*** Block opens ***

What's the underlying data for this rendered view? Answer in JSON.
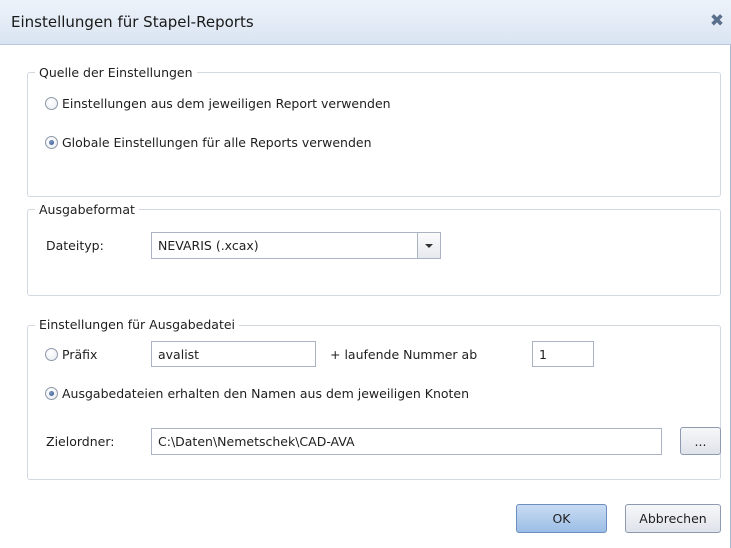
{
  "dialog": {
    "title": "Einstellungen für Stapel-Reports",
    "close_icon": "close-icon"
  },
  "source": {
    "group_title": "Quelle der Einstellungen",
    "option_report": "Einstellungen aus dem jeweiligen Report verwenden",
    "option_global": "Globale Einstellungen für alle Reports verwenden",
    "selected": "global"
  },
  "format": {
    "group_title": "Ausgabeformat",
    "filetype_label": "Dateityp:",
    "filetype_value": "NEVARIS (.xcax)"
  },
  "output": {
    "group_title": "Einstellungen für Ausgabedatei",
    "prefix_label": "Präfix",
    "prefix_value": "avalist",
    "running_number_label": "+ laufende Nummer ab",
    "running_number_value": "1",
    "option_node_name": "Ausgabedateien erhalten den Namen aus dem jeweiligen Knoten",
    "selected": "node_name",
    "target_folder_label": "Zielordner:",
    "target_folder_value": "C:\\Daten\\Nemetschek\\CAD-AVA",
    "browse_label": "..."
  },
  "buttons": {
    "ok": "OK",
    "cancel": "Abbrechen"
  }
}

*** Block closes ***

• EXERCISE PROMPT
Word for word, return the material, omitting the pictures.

• TASK SOLUTION
What's the underlying data for this rendered view? Answer in JSON.
{
  "dialog": {
    "title": "Einstellungen für Stapel-Reports",
    "close_icon": "close-icon"
  },
  "source": {
    "group_title": "Quelle der Einstellungen",
    "option_report": "Einstellungen aus dem jeweiligen Report verwenden",
    "option_global": "Globale Einstellungen für alle Reports verwenden",
    "selected": "global"
  },
  "format": {
    "group_title": "Ausgabeformat",
    "filetype_label": "Dateityp:",
    "filetype_value": "NEVARIS (.xcax)"
  },
  "output": {
    "group_title": "Einstellungen für Ausgabedatei",
    "prefix_label": "Präfix",
    "prefix_value": "avalist",
    "running_number_label": "+ laufende Nummer ab",
    "running_number_value": "1",
    "option_node_name": "Ausgabedateien erhalten den Namen aus dem jeweiligen Knoten",
    "selected": "node_name",
    "target_folder_label": "Zielordner:",
    "target_folder_value": "C:\\Daten\\Nemetschek\\CAD-AVA",
    "browse_label": "..."
  },
  "buttons": {
    "ok": "OK",
    "cancel": "Abbrechen"
  }
}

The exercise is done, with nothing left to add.